Helmet Standard Testing
MC SAFETY: Helmet standard: Better fit urged;
The federal guideline should be updated to address 'roll-off' problems and unapproved headgear, researchers say.
Los Angeles Times
October 10, 2007 Wednesday
Almost every day at the Collision and Injury Dynamics lab in El Segundo, helmets are crashing into anvils. One day it could be full-face models. The next it's partials and shorties. Whatever the helmet, it all ends the same, with a loud bam as it slams to a stop, then bounces and comes to a standstill.
Up close, it seems to happen fast, even if the helmet is moving just 13.4 miles per hour in its rush toward the flat metal anvil. According to the 1981 Hurt Study, 13.4 mph represents the 90th percentile of crash impacts, and flat pavement is the place a crash-involved helmet is most likely to touch down. So those are the most important criteria the Department of Transportation uses to see if helmets meet its Federal Motor Vehicle Safety Standard 218.
This "DOT Standard" was first issued in 1974. It was revised in 1980 and again in 1988, but, like so many other aspects of motorcycle safety, it hasn't been revised since then and is now overdue, said Dave Thom, longtime helmet researcher and Collision and Injury Dynamics partner.
Earlier this year, Thom and other scientists from the American Society for Testing and Materials submitted a list of recommendations for the update to the DOT, which isn't likely to adopt a new standard for months if not years. Included on that list:
1) A positional stability, or roll-off, test to judge whether a helmet, when fastened, can still roll off a rider's head.
2) Better labeling to make illegal, i.e. non-DOT-approved, helmets more easily identifiable to law enforcement.
Most riders are familiar with the "DOT Standard," which is required for any helmet sold in the U.S. They may be less familiar with the other three standards at play in the U.S. -- that of the Snell Memorial Foundation, which has been issuing private, nongovernmental helmet performance standards for 50 years; the Economic Community of Europe standard (or ECE) used in 50-plus countries; and the British Standards Institution (or BSI) from England.

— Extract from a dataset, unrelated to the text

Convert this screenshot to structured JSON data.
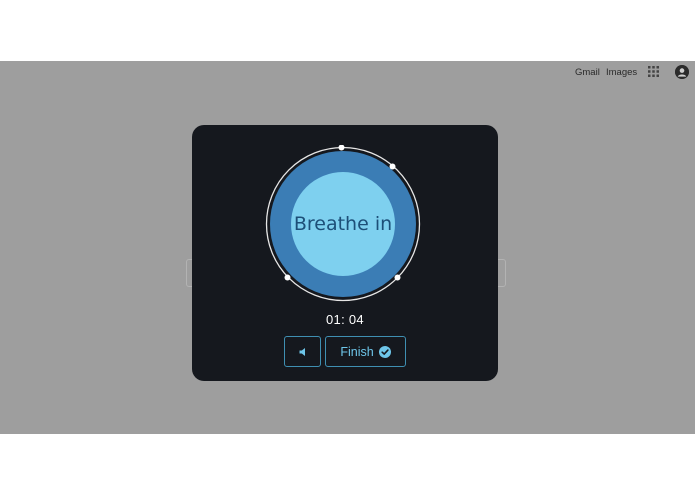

Although some riders believe that a helmet meeting a couple of standards offers more protection than a helmet that meets just one, Thom says that isn't always true. In a 2005 study conducted for Motorcyclist magazine, Thom and his team smashed a couple of dozen helmets in "realistic tests that would be relevant to you or I falling off a motorcycle," he said. The helmets that did the best were DOT only. Second, third and fourth places went to DOT/ECE, DOT/BSI and DOT/Snell, respectively.
"There's no question that a Snell helmet will take more impact," said Thom. "You can hit it more times in the same spot than a plain old DOT helmet, but the reality is, who cares? That doesn't happen in real life."
There are three main types of helmets: full-face, partial (or three-quarter) and half helmets, or shorties. According to Thom, the more you cover, the more you protect, though a partial-coverage helmet that meets the DOT standard gives riders almost all the protection of a full-face.
What makes a helmet work are its three primary components: a hard, thermoplastic outer shell to prevent penetration, an energy-absorbing expanded polystyrene liner to absorb impact and a strap.
Prices range considerably -- from $30 to $700 -- though more expensive doesn't mean better in terms of impact protection.
"The standards drive the performance of the helmet. If you spend $700 for brand A and $600 for brand S and $200 for brand M, the performance is going to be very similar, assuming they all meet the same standard," said Thom. "You'll get something for your money -- nicer interiors, nicer finish -- but you don't get two or three times as much protection by spending two or three times as much money."